The emotional terrorism of the teenage years is peppered with few consolations — mostly milestones adorned with overblown, under-delivering titles: “The First Kiss.” “Sweet Sixteen.” “My First Time.” “The Talk.”
That last one I missed, though…“The Talk.”
A few months after the dreaded arrival of my first period, my mother passed away — leaving me to fester in a hormonal hellfire that could only be ebbed by hours in the batting cage or all-night Joy Division listening parties hosted by my discount-priced stereo.
What should have been a year chock-full of sexual discovery clichés and banana-condom demonstrations devolved into an annal of bereavement.
Sex was never a viable topic of conversation in my family, a group of well-meaning Irish-German stoics who rarely offer a glimmer of emotion in the public forum, let alone a display of affection. The subject of sexual health was never a full-on taboo, but it was by no means on the Jeopardy board — leaving unanswered questions and nagging curiosities hanging in ideological limbo.
When it came to demystifying the gray area between girlhood and womanhood, my resources were sparse.
School offered no consolation; my public high school may have been top-ranked in the Hoosier State, but the sexual health curriculum only entailed ten minutes of a turtle headed basketball coach’s time. Because how could he be torn away from his highlight reels to educate budding young burgeoning adults on things like bodily autonomy and consent?
Without recourse, my scant knowledge and understanding of sex was parsed from silver screen love scenes, repeated reads of Seventeen magazine health columns, and baseball analogy-laden exploits of my girl friends.
I fumbled my way through the high school dating pool in order to avoid the topic of sex, instead opting to work on my curveball, take photography classes at the Arts Center, or work at my dad’s health club. I was making no room for a world that I knew nothing about. But life, as it is wont to do, finds a way.
It wasn’t until I moved to Chicago for college that I realized that my body is not a machine — it’s a home whose visitors I can pick and choose; but at the end of the day, it’s my responsibility.
I fumbled through awkward hookups and knew the basics of protection, but I still felt like a stranger in my own body — a discord that was only intensified after being sexually assaulted by a friend. I had completed my sexual baptism by fire, and it was time to find a new church: Planned Parenthood.
Like most things revolving around sexual health, my awareness of Planned Parenthood revolved around pop culture — from teen pregnancy story arcs to the nail-biting drama of HIV tests.
But it was time for me to play the lead in my own story, to finish the work my mother was never able to start. Desperately bewildered, I pinned down the nearest PP location through a search on Yelp.
I stammered through an intake call, flubbing through the most basic questions and eventually admitting to the sugar tongued receptionist that I barely had an idea of how my insurance — let alone my uterus — worked.
A few days later, I made my way to the appointment, my thighs jitterbugging against the coarse El Train seats.
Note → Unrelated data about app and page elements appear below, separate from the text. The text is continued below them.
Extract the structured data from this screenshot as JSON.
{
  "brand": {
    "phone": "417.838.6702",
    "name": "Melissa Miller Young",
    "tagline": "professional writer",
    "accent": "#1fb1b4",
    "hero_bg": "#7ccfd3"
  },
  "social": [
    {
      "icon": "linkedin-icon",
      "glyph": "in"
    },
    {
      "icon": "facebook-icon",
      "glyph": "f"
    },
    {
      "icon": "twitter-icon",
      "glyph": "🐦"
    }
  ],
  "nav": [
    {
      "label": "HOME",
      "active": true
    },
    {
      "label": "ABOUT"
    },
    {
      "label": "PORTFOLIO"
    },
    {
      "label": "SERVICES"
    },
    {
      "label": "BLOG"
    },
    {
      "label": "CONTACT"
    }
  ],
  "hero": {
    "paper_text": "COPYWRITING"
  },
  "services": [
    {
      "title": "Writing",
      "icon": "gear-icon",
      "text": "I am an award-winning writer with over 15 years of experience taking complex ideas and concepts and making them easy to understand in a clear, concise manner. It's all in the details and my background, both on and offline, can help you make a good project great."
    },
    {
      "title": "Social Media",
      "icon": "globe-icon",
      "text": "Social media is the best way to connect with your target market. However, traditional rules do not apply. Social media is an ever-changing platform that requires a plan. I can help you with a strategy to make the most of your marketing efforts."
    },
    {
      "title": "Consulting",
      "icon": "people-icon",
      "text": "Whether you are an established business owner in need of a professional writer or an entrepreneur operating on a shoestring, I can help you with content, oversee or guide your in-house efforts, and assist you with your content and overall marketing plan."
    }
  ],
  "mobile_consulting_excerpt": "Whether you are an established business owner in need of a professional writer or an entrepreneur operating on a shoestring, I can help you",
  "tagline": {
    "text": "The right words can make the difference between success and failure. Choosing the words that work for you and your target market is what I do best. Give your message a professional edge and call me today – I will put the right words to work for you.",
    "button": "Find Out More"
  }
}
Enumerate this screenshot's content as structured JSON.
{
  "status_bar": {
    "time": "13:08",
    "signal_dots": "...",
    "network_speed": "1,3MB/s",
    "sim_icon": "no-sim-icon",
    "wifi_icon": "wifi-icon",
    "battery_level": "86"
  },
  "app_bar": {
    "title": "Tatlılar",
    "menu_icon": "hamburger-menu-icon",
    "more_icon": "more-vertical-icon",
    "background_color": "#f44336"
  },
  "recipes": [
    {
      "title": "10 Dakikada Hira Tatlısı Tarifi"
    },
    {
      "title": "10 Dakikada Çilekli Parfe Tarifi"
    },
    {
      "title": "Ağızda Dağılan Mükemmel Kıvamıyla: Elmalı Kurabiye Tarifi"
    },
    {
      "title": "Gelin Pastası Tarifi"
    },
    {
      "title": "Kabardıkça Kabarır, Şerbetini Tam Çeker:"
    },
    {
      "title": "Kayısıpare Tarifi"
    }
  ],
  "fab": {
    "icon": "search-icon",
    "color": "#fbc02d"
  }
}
I was terrified to learn about the inner workings of my body, what may be wrong with me, what damage may have already been done. All I knew upon walking through the plate glass door to the waiting room was that I’d be one step closer to reacquainting myself with a body that barely felt like mine anymore.
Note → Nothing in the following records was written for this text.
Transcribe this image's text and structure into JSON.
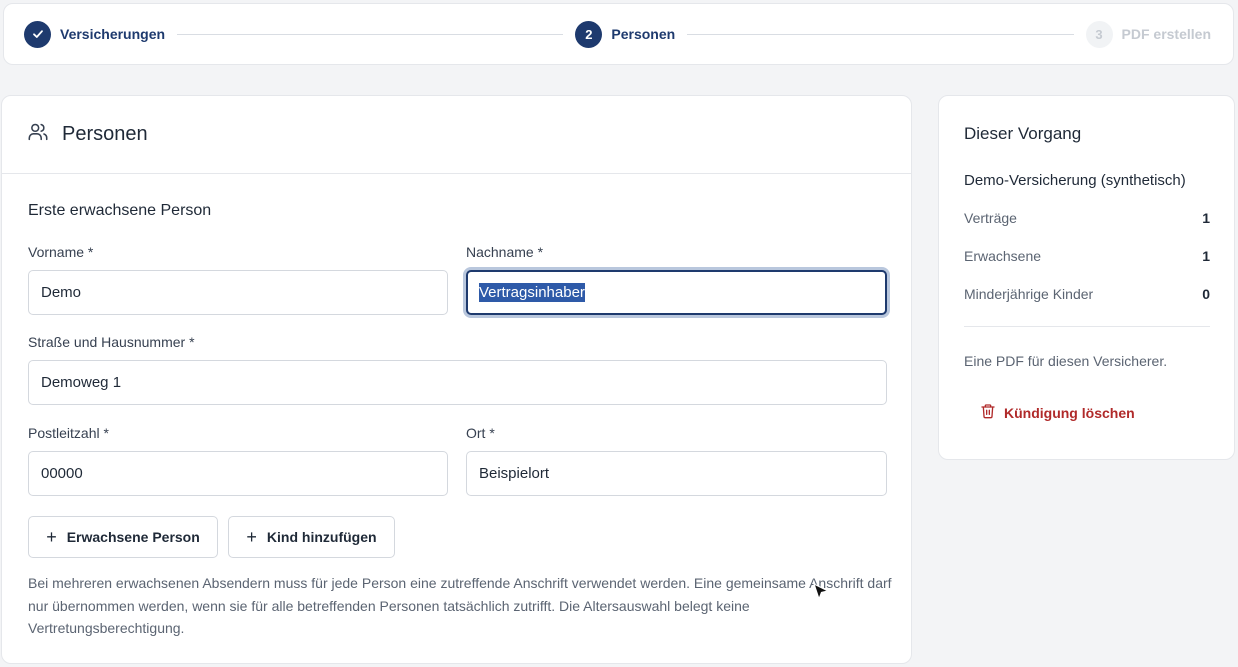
{
  "stepper": {
    "steps": [
      {
        "number": "1",
        "label": "Versicherungen",
        "state": "done"
      },
      {
        "number": "2",
        "label": "Personen",
        "state": "active"
      },
      {
        "number": "3",
        "label": "PDF erstellen",
        "state": "pending"
      }
    ]
  },
  "main": {
    "title": "Personen",
    "section_title": "Erste erwachsene Person",
    "fields": {
      "vorname": {
        "label": "Vorname *",
        "value": "Demo"
      },
      "nachname": {
        "label": "Nachname *",
        "value": "Vertragsinhaber"
      },
      "strasse": {
        "label": "Straße und Hausnummer *",
        "value": "Demoweg 1"
      },
      "plz": {
        "label": "Postleitzahl *",
        "value": "00000"
      },
      "ort": {
        "label": "Ort *",
        "value": "Beispielort"
      }
    },
    "buttons": {
      "add_adult": "Erwachsene Person",
      "add_child": "Kind hinzufügen"
    },
    "hint": "Bei mehreren erwachsenen Absendern muss für jede Person eine zutreffende Anschrift verwendet werden. Eine gemeinsame Anschrift darf nur übernommen werden, wenn sie für alle betreffenden Personen tatsächlich zutrifft. Die Altersauswahl belegt keine Vertretungsberechtigung."
  },
  "sidebar": {
    "title": "Dieser Vorgang",
    "insurer": "Demo-Versicherung (synthetisch)",
    "stats": [
      {
        "label": "Verträge",
        "value": "1"
      },
      {
        "label": "Erwachsene",
        "value": "1"
      },
      {
        "label": "Minderjährige Kinder",
        "value": "0"
      }
    ],
    "note": "Eine PDF für diesen Versicherer.",
    "delete_label": "Kündigung löschen"
  },
  "colors": {
    "accent": "#1e3a6e",
    "danger": "#b02a2a",
    "selection": "#2e5aa8"
  }
}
White-knuckling an iced coffee sweating drops of condensation onto my bare legs, my nervousness subsided as I scanned the room.
This was one of few safe havens for women in this city, where we could take pride in our shared narrative of the struggle that it is to be a woman — to be a human — in this world today.
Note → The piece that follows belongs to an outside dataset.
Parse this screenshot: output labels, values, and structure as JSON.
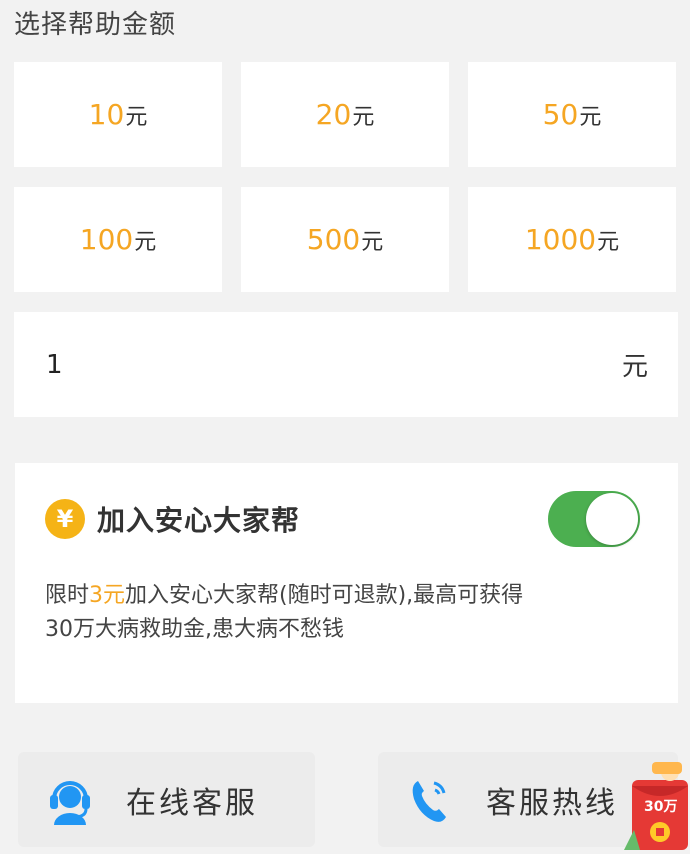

We were all sleepy and hungover and just trying to get our shit together enough to make it to tomorrow. Sometimes, I think about the women I didn’t see in that waiting room. The ones who needed to be there more than me.
I spent the rest of the morning being tested for HPV and pregnancy and whatever other hellfire plagues are supposed to rain down on you after imbibing on premarital sex, according to the protesters staunchly planted at the building’s entrance.
I learned about the bevy of birth control options available to me, mammograms, and all of the things that I imagine “The Talk” entails.
It may not have been the fond mother-daughter moment I always hoped for, but I felt a guileless girl in my heart grow quiet. Planned Parenthood finished the work my mother was never able to start, and for that I am thankful.
My body is not a battleground, but the GOP seems to think otherwise. While my mother was never able to tell me how to take care of my body, I know she’d want me to fight like hell to protect it.